How Prevelant Is the Problem?

Almost 20% of children have a reading problem that impacts their ability to learn to read through traditional teaching methods. Most reading instruction in American classrooms is taught through the whole language approach where students are expected to learn to read naturally through exposure to literature.  While this methodology works with many students, it doesn’t work for all.  Critics of the whole language approach state that students also need phonics-based instruction.

Reid Lyon, the former head of National Institute of Child Health and Human Development, makes a valid point by questioning why there are so many illiterate adults and children if reading were a natural process.  According to a recent article in TIME magazine, there are almost 3 million students in special education classes specifically because they cannot read.
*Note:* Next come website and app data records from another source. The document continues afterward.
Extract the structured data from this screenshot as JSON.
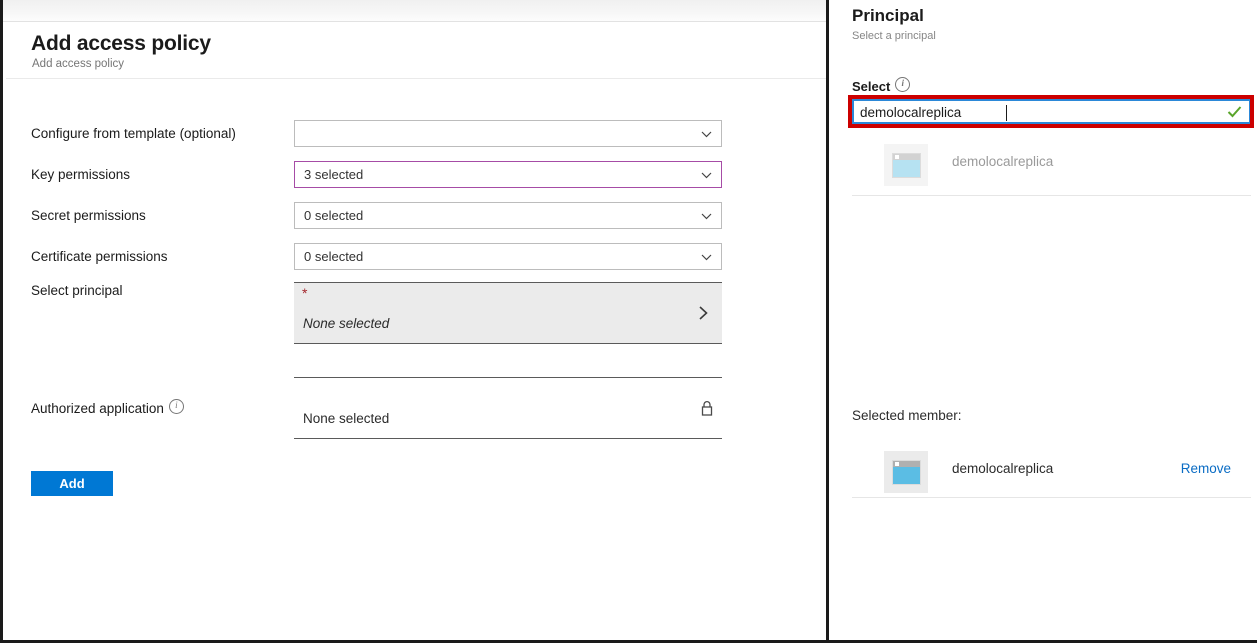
{
  "left_blade": {
    "title": "Add access policy",
    "subtitle": "Add access policy",
    "fields": {
      "template": {
        "label": "Configure from template (optional)",
        "value": ""
      },
      "key_permissions": {
        "label": "Key permissions",
        "value": "3 selected"
      },
      "secret_permissions": {
        "label": "Secret permissions",
        "value": "0 selected"
      },
      "certificate_permissions": {
        "label": "Certificate permissions",
        "value": "0 selected"
      },
      "select_principal": {
        "label": "Select principal",
        "required_marker": "*",
        "value": "None selected"
      },
      "authorized_application": {
        "label": "Authorized application",
        "value": "None selected"
      }
    },
    "add_button_label": "Add"
  },
  "right_blade": {
    "title": "Principal",
    "subtitle": "Select a principal",
    "select_label": "Select",
    "search": {
      "value": "demolocalreplica",
      "placeholder": ""
    },
    "results": [
      {
        "name": "demolocalreplica"
      }
    ],
    "selected_member_label": "Selected member:",
    "selected_members": [
      {
        "name": "demolocalreplica",
        "remove_label": "Remove"
      }
    ]
  },
  "colors": {
    "accent_blue": "#0078d4",
    "link_blue": "#0a6cc4",
    "focus_border": "#2b88d8",
    "annotation_red": "#cc0000",
    "validation_purple": "#a64ca6",
    "required_red": "#a4262c",
    "success_green": "#5aa52b"
  }
}
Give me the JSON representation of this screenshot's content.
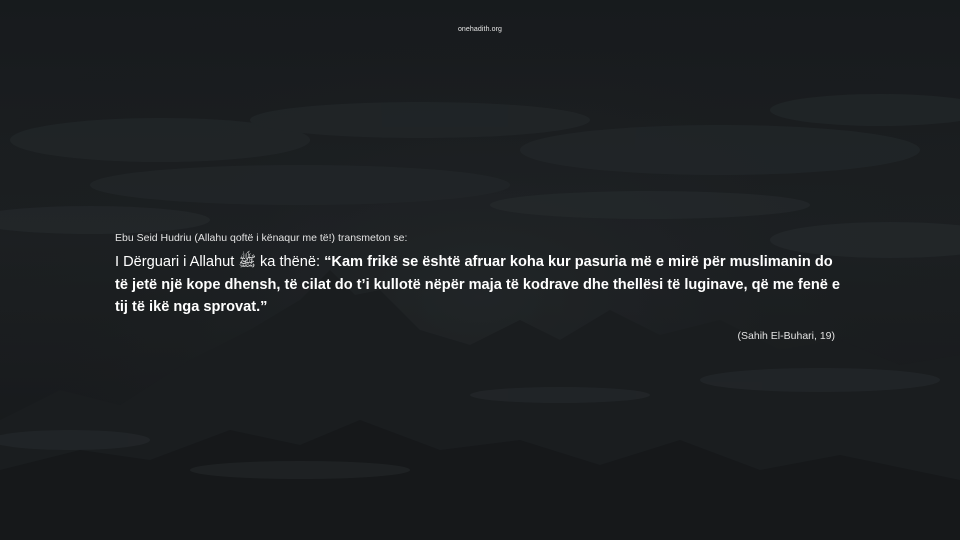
{
  "site": {
    "domain": "onehadith.org"
  },
  "hadith": {
    "narrator_line": "Ebu Seid Hudriu (Allahu qoftë i kënaqur me të!) transmeton se:",
    "intro": "I Dërguari i Allahut ﷺ ka thënë: ",
    "quote": "“Kam frikë se është afruar koha kur pasuria më e mirë për muslimanin do të jetë një kope dhensh, të cilat do t’i kullotë nëpër maja të kodrave dhe thellësi të luginave, që me fenë e tij të ikë nga sprovat.”",
    "source": "(Sahih El-Buhari, 19)"
  },
  "colors": {
    "background": "#1f2326",
    "text": "#ffffff",
    "secondary_text": "#e3e3e3"
  }
}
Most have a reading disorder, such as dyslexia.   In many instances, the student demonstrates strong reading comprehension, but there is a specific glitch in sounding words out (decoding). Because reading is a combination of decoding and comprehension, a student’s decoding skills are vital to the reading process. To learn to decode a student needs to be able to understand that individual sounds make up words.  Thus, a reading disability that is not based in comprehension is occurring at the basic letter/sound level.  Students aren’t able to quickly pull apart sounds and blend them together.  And interestingly, because reading and spelling are related, a red flag for dyslexia is poor spelling.

What’s Causing Such Difficulty?

Scientific data points to specific neurobiological differences between normal readers and those with dyslexia.  Brain scans show that those with a reading disorder process information from the frontal lobe, while normally-functioning readers process information from the posterior region, the part of the brain that makes reading automatic.  When this occurs, students compensate by relying heavily on memorizing words because they can’t sound them out fast enough.  While this compensatory strategy helps get kids through a school year, without proper treatment, these children flounder as they encounter new, more challenging text.  As students age, they will continue to struggle to decode, however, this does improve with time.  The most significant residual effect of their untreated reading problem is very slow reading.

What Can Be Done?

Twenty years of research demonstrates that we can remediate almost all reading disabilities.  Assessment of a student’s letter/sound knowledge as early as the kindergarten and first grade is key.

Too often the excuse of a developmental lag is given and that eventually Johnny will “catch up”.  Statistics state that 76% of students with an untreated reading problem never do catch up.  Waiting to seek help is not the answer.  When help is given in 4th grade rather than in kindergarten when weaknesses were first spotted, it takes four times as long to improve the same skills by the same amount.  Although it may take longer to remediate a reading problem in a middle or high school student, we do know it can be done.

One-to-one reading instruction or small group instruction is considered the best approach. Explicit instruction is the most powerful way to improve reading. The focus should be on decoding, fluency, and ultimately, comprehension.

In the 1930s, Dr. Samuel Orton and Anna Gillingham developed an approach to reading, a ‘course of action’ if you will, to provide reading instruction.  Their method is still the gold standard used today.  The Orton-Gillingham approach is multisensory (instruction taps into the visual, auditory and kinesthetic domains) because this approach aids the processing, retention and application of information.

Although scientific evidence proves that reading is not a natural process for many, obstacles can be overcome.  With the right instruction, these students will be able to open up their books and be whisked away to magical lands.